Except where it’s flooding, it’s mostly mud around here. The kind of thick mud that makes a squelchy noise when walked in, the sort that’s the perfect consistency for a child’s mud pies. It’s not, however, too conducive to planting.
Instead of putting in spinach, lettuce, peas, and many other rain-delayed seeds I ramble around looking for signs of spring. Who doesn’t see beauty in springtime? As e.e.cummings wrote, “The world is mud-luscious and puddle-wonderful.”
Yes, the long winter was hard. A few of our newly planted fruit trees barely survived. Worse, we lost a few chickens and three of our honeybee colonies didn’t survive either. But joyous signs of life are everywhere.

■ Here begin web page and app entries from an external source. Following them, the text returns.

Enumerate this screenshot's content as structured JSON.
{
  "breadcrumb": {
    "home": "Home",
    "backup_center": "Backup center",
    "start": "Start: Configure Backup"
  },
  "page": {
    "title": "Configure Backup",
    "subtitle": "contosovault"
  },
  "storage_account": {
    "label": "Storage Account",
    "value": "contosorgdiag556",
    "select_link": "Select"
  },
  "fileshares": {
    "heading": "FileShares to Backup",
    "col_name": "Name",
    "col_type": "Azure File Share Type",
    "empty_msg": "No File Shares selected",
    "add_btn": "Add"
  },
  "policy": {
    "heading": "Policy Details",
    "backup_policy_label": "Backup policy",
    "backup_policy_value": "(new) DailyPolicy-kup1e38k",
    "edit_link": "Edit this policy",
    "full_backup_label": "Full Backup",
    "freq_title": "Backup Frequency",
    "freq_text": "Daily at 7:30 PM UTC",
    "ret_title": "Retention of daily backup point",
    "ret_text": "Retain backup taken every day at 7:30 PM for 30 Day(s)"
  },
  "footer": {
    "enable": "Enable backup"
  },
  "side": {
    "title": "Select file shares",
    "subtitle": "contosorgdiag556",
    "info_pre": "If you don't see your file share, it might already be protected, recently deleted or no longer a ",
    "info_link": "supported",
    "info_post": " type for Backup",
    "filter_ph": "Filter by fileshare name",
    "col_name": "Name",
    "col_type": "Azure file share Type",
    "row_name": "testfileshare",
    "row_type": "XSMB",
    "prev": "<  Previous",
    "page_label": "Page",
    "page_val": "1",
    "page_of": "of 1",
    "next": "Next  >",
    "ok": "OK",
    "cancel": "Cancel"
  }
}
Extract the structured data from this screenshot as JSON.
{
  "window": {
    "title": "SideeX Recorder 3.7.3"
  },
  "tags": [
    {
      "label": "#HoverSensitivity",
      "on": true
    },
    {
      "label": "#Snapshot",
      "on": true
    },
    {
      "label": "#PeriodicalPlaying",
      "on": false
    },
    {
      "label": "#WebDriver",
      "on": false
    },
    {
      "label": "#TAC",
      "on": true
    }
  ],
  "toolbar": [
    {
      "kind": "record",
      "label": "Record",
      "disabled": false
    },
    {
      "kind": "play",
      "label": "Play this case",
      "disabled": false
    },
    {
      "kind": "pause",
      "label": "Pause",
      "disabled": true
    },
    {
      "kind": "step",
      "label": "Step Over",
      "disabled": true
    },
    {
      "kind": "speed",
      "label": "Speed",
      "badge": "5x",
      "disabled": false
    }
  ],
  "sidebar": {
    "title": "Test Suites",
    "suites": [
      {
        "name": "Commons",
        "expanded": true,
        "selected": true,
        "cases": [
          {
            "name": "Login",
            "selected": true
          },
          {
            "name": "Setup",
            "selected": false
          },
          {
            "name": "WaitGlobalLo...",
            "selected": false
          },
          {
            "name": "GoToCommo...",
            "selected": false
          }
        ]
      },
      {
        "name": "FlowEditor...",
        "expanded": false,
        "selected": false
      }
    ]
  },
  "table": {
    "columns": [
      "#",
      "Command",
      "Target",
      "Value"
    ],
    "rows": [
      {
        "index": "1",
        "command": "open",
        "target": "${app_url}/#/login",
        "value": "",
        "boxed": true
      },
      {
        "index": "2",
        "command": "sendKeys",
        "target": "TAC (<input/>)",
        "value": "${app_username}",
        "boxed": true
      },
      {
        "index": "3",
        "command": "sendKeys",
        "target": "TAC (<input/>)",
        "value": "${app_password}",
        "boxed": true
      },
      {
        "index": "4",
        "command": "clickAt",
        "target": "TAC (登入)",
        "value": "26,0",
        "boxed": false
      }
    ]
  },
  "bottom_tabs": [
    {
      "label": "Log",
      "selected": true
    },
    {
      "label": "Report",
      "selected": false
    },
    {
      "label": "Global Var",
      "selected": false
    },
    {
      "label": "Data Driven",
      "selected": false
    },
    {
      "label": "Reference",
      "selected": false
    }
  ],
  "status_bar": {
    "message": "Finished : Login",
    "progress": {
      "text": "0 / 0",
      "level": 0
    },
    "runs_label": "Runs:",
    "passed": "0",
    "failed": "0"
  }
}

It reminds me of The Secret Garden, what I’ve called the book that saved me. In it, a little girl describes nature:
“It’s the most beautiful place. Thousands of lovely things grow on it and there are thousands of little creatures all busy building nests and making holes and burrows and chippering or singing or squeaking to each other. They are so busy and having such fun under the earth or in the trees or heather. It’s their world.”